If only for the epic family times and, admittedly, the vacation money I get around that time of year, I love Christmas. I don’t believe in the religious background of Christmas and I’m blasé towards the lights, the decorations, and the music, but seeing my family happy (and actually getting to see them, which I don’t as often as I’d like) is something I never want to stop doing. Most NRP actually do celebrate Christmas for this very reason!
For those who don’t, they’re probably too worried about other things to worry about destroying Christmas, don’t ya think? My guess is that on Christmas, a non-Christmas-celebrator’s to-do list might look something like this:
- Feed the cat
- Skype Grandma (she misses you!)
- Vacuum the living room
- Buy butter and apples at the store
- Write that one e-mail you’ve been putting off (yes…THAT one)
- Buy Judy’s baby shower gift
- Fix the dishwasher and then send the bill to the landlord wahahaha

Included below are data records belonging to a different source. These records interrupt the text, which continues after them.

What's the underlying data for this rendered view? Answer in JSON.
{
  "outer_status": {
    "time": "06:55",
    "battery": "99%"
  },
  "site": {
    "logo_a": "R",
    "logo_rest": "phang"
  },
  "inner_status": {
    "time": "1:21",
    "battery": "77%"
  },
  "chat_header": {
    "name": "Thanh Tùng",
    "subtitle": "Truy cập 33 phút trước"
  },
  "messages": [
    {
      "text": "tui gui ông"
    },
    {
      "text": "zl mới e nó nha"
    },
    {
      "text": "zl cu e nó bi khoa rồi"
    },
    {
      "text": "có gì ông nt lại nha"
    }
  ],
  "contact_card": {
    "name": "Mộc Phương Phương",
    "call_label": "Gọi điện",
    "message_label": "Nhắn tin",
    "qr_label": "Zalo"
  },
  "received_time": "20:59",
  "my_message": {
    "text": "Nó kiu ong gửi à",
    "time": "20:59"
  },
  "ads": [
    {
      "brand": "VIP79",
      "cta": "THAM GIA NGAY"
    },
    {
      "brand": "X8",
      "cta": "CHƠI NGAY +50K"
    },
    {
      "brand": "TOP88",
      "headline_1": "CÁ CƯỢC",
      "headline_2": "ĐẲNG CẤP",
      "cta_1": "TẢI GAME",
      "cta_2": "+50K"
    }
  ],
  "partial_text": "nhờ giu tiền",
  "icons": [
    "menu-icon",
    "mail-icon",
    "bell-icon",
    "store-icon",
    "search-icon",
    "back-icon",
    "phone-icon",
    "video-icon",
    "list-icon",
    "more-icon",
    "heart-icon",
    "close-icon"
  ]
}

To be fair, “Destroy Christmas” *might* be on there – but it’s usually a few thousand places down.
- “Non-religious people are unhappy, jaded souls who’ve had a bad experience with religion and that’s why they don’t believe.” People have often said things to me like, “Maybe you’re just turned off by all of the nuts out there? We’re not all like that, I swear”. Trust me, I know you’re not. When I see the Westboro Baptist people, Kim Davis, or Rick Santorum, I realize that they are the vast minority.
The fact is, I’ve been questioning religion since I was 12 years old, after I had had nothing but good experiences in my Catholic school environment. Being part of a religion didn’t necessarily disturb or harm me, I just started to realize that I was blindly moving through it without actually believing a word they said in church. That’s when I knew I was had to respectfully bow out.
How to NOT be a Douche Towards Religious People 101
Obviously, there are plenty of militant atheists out there who have been giving us NRP a bad name. Here’s how to not be one of those people:
- Don’t insult someone’s intelligence simply because they’re religious. Albert Einstein believed in a type of God. Wickedly smart actress/neuroscientist Mayim Bialik is a modern Orthodox Jew. One’s preferred faith doesn’t render them any less intelligent than you. They might even be a lot smarter than you.
- Don’t try and convert people to atheism/agnosticism. You know how annoying (and futile) it is when people try and convert you to their belief system? Exactly. Stop.
- Understand that religion is extremely beneficial for some people. Yes, religion is the cause of most of the major conflicts in this world, but many people really do turn their lives around when they find religion. Good on them. Celebrate their happiness and success, rather than focusing on the negatives.
- Understand that many religious people could care less what religion you are. Most people aren’t trying to convert you. Calm down.
- Take time to learn about other religions. Whether you believe in them or not, other religions are fascinating with their wide-ranging histories, accompanying cultures, and iconic figures. Learning about other religions will also help you answer questions or dispel myths you may have heard about them (e.g., no, Sikhs and Hindus are not the same at all; no, not all Mormons are polygamists).
- Respect others’ religious beliefs. Don’t make your Jewish employees work on Yom Kippur. Don’t suggest a barbecue restaurant when having lunch with your friend who follows Jainism. Don’t drag your Jehovah’s witness mother-in-law to your Protestant church. Simply being cognizant of one’s religion is a sign of huge respect and really isn’t that hard.
Normalization on the Horizon
Again, my hope is that we can move towards an era where NRP are seen as a completely accepted part of society. We don’t need to be “mainstream” or attract new NRPs in droves – in fact, we should resolve to not care what others’ views are at all, provided they are not harmful or infringing upon our health and safety.
I don’t know what’s out there. I don’t know what comes next. And I will never assert that I know anything until I see it with my own eyes. If religious people can accept this, and other non-religious assertions, then we’re already on track to having a more harmonious existence.